══ Recorded information ══
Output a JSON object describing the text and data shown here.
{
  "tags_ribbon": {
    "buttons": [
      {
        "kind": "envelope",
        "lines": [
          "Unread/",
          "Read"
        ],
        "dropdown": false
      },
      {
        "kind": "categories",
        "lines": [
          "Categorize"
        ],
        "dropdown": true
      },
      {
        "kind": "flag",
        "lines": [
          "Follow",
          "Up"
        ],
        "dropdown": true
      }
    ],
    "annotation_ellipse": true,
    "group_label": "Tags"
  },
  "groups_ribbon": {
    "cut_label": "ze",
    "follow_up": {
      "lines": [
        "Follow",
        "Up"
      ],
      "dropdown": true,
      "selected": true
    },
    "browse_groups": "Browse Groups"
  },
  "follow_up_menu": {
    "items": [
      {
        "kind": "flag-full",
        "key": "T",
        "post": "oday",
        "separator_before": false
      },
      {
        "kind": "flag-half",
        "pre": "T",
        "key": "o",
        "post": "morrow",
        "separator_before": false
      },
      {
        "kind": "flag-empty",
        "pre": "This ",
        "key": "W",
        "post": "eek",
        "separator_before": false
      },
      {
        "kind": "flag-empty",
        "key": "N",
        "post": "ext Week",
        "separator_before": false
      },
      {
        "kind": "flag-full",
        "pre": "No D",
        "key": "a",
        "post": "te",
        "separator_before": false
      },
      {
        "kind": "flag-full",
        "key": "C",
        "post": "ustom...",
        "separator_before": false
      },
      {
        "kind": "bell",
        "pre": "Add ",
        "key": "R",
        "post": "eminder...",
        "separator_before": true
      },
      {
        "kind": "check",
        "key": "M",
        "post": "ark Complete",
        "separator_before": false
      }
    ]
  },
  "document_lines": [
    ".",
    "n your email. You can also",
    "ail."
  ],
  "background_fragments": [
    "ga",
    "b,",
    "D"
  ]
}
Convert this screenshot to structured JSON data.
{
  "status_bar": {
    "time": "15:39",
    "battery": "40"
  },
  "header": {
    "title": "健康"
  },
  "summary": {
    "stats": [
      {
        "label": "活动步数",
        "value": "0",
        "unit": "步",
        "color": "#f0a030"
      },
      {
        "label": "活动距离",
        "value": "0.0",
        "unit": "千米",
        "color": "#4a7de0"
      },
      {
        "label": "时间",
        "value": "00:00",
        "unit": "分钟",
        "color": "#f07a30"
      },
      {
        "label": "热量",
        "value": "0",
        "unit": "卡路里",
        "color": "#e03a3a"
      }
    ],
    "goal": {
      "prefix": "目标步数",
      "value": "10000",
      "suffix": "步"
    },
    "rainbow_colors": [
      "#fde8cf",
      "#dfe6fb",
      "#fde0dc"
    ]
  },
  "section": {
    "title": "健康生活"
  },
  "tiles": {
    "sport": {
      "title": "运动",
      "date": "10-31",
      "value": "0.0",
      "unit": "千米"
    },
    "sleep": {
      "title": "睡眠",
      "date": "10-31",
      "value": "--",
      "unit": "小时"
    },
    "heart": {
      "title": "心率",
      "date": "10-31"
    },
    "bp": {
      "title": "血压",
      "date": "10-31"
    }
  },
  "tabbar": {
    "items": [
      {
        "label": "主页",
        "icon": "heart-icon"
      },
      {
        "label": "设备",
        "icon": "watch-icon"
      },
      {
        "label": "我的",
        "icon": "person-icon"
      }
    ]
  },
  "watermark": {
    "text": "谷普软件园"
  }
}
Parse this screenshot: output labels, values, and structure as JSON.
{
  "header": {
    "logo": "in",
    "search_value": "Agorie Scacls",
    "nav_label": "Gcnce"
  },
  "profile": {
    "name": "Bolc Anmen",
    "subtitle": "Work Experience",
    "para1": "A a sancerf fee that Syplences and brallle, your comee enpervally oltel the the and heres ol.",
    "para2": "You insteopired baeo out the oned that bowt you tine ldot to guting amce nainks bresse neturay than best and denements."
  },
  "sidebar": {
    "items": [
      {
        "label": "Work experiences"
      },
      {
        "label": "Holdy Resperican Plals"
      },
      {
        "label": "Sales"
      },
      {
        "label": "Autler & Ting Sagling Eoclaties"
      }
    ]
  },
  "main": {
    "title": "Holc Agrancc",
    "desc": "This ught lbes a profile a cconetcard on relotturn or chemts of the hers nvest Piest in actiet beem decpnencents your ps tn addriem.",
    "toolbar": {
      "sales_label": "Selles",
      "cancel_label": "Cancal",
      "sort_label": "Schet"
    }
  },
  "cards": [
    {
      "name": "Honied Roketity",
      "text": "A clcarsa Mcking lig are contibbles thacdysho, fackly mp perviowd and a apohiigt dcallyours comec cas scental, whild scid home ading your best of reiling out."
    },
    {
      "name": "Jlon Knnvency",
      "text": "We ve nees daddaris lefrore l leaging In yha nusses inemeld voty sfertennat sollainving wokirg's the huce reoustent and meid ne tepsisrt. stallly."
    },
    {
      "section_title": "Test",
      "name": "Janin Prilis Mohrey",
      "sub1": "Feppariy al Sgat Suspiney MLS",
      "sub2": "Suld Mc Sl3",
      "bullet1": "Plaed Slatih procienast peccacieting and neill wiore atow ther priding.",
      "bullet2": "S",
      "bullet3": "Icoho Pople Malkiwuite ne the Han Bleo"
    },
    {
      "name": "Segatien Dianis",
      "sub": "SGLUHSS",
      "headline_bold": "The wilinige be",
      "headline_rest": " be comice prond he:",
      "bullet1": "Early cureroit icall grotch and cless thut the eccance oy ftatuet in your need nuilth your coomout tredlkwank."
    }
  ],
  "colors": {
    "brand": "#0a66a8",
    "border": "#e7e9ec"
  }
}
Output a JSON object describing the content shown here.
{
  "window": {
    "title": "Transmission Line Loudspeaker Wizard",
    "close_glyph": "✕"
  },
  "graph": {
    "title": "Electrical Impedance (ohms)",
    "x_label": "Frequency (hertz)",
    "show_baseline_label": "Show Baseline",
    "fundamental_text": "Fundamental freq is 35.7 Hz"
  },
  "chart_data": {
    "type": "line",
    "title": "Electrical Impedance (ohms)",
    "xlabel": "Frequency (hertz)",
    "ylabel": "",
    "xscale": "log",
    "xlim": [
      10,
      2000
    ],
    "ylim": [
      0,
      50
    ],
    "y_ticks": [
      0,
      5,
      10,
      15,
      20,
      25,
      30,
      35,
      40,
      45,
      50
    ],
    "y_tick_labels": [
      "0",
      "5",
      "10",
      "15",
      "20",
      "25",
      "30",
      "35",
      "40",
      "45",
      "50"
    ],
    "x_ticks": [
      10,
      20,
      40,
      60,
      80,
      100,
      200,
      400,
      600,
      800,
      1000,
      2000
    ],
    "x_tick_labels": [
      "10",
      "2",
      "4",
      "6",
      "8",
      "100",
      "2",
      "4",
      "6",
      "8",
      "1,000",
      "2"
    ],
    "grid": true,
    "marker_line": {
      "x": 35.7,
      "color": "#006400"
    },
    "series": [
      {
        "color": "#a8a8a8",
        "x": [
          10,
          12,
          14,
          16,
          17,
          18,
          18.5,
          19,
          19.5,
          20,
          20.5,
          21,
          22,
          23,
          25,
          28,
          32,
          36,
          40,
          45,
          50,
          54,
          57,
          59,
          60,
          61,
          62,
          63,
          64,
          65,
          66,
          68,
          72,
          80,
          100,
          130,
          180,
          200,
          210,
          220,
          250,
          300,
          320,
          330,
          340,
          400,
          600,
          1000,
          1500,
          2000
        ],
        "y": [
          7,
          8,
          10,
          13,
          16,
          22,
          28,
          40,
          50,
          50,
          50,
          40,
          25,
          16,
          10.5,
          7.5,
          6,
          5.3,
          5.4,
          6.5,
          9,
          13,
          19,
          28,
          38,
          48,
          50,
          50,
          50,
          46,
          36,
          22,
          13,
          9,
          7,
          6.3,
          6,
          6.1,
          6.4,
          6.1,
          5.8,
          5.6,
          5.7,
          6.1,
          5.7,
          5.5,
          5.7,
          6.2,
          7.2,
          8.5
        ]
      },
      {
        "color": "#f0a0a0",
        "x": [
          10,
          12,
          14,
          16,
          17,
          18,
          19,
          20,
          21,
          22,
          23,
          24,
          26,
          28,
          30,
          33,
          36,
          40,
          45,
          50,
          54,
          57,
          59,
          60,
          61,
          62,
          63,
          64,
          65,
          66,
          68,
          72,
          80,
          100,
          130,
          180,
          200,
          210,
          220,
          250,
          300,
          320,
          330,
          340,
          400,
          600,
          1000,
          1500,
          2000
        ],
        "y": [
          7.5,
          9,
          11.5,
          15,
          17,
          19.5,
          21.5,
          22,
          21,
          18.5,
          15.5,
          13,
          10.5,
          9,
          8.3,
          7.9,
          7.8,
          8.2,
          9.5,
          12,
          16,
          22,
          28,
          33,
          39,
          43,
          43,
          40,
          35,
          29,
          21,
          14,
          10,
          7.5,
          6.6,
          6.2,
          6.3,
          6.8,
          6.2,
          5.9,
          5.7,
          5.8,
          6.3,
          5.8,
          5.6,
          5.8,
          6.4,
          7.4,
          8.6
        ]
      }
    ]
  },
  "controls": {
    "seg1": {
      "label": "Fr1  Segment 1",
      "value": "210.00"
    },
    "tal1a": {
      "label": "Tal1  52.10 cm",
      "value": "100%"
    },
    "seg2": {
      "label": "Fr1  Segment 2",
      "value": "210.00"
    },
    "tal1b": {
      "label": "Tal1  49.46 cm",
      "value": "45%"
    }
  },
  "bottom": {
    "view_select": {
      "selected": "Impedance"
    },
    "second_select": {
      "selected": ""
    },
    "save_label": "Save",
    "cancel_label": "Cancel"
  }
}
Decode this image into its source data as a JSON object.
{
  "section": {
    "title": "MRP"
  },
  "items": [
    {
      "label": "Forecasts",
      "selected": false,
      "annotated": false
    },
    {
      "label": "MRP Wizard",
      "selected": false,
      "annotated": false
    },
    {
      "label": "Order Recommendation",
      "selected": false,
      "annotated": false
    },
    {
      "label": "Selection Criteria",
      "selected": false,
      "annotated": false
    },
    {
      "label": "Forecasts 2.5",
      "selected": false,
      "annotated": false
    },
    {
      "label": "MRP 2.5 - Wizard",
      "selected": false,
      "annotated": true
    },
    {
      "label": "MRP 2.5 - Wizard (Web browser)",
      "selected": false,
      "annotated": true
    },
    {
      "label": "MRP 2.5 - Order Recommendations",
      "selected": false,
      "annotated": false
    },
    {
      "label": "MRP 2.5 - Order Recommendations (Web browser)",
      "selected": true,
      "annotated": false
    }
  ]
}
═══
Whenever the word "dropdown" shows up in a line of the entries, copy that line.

■ **Solved exercise**:
        "dropdown": false
        "dropdown": true
        "dropdown": true
      "dropdown": true,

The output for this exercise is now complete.